:: DATA SUPPLIED ::

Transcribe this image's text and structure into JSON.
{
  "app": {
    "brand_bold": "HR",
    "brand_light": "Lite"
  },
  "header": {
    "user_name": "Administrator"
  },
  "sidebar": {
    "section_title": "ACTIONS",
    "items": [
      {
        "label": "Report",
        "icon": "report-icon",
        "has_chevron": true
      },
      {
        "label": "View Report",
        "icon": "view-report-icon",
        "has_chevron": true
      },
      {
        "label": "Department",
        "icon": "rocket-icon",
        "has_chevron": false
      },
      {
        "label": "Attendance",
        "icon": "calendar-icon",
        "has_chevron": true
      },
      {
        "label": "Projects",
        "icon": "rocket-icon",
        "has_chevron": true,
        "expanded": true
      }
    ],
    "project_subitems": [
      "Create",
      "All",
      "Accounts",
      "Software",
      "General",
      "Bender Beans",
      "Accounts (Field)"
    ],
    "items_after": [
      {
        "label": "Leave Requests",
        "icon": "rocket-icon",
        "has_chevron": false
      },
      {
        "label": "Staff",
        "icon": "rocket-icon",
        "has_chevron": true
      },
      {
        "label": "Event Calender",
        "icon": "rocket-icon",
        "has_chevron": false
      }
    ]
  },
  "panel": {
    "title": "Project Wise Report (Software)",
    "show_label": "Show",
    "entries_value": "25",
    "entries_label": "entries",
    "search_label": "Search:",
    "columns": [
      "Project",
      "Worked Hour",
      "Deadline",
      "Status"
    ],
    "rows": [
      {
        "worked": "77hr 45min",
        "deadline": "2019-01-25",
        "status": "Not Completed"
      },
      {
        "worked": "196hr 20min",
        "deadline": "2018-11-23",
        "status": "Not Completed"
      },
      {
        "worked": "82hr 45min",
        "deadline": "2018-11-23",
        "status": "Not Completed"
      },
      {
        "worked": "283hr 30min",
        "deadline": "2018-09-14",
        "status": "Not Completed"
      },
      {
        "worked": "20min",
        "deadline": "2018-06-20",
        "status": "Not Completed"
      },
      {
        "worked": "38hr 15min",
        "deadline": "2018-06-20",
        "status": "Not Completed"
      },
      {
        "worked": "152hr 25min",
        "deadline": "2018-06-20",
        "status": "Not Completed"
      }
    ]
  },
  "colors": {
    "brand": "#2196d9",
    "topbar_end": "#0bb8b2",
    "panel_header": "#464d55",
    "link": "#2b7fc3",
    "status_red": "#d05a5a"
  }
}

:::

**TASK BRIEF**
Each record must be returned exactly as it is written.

**SOLVED EXERCISE**
Transcribe this image's text and structure into JSON.
{
  "app": {
    "brand_bold": "HR",
    "brand_light": "Lite"
  },
  "header": {
    "user_name": "Administrator"
  },
  "sidebar": {
    "section_title": "ACTIONS",
    "items": [
      {
        "label": "Report",
        "icon": "report-icon",
        "has_chevron": true
      },
      {
        "label": "View Report",
        "icon": "view-report-icon",
        "has_chevron": true
      },
      {
        "label": "Department",
        "icon": "rocket-icon",
        "has_chevron": false
      },
      {
        "label": "Attendance",
        "icon": "calendar-icon",
        "has_chevron": true
      },
      {
        "label": "Projects",
        "icon": "rocket-icon",
        "has_chevron": true,
        "expanded": true
      }
    ],
    "project_subitems": [
      "Create",
      "All",
      "Accounts",
      "Software",
      "General",
      "Bender Beans",
      "Accounts (Field)"
    ],
    "items_after": [
      {
        "label": "Leave Requests",
        "icon": "rocket-icon",
        "has_chevron": false
      },
      {
        "label": "Staff",
        "icon": "rocket-icon",
        "has_chevron": true
      },
      {
        "label": "Event Calender",
        "icon": "rocket-icon",
        "has_chevron": false
      }
    ]
  },
  "panel": {
    "title": "Project Wise Report (Software)",
    "show_label": "Show",
    "entries_value": "25",
    "entries_label": "entries",
    "search_label": "Search:",
    "columns": [
      "Project",
      "Worked Hour",
      "Deadline",
      "Status"
    ],
    "rows": [
      {
        "worked": "77hr 45min",
        "deadline": "2019-01-25",
        "status": "Not Completed"
      },
      {
        "worked": "196hr 20min",
        "deadline": "2018-11-23",
        "status": "Not Completed"
      },
      {
        "worked": "82hr 45min",
        "deadline": "2018-11-23",
        "status": "Not Completed"
      },
      {
        "worked": "283hr 30min",
        "deadline": "2018-09-14",
        "status": "Not Completed"
      },
      {
        "worked": "20min",
        "deadline": "2018-06-20",
        "status": "Not Completed"
      },
      {
        "worked": "38hr 15min",
        "deadline": "2018-06-20",
        "status": "Not Completed"
      },
      {
        "worked": "152hr 25min",
        "deadline": "2018-06-20",
        "status": "Not Completed"
      }
    ]
  },
  "colors": {
    "brand": "#2196d9",
    "topbar_end": "#0bb8b2",
    "panel_header": "#464d55",
    "link": "#2b7fc3",
    "status_red": "#d05a5a"
  }
}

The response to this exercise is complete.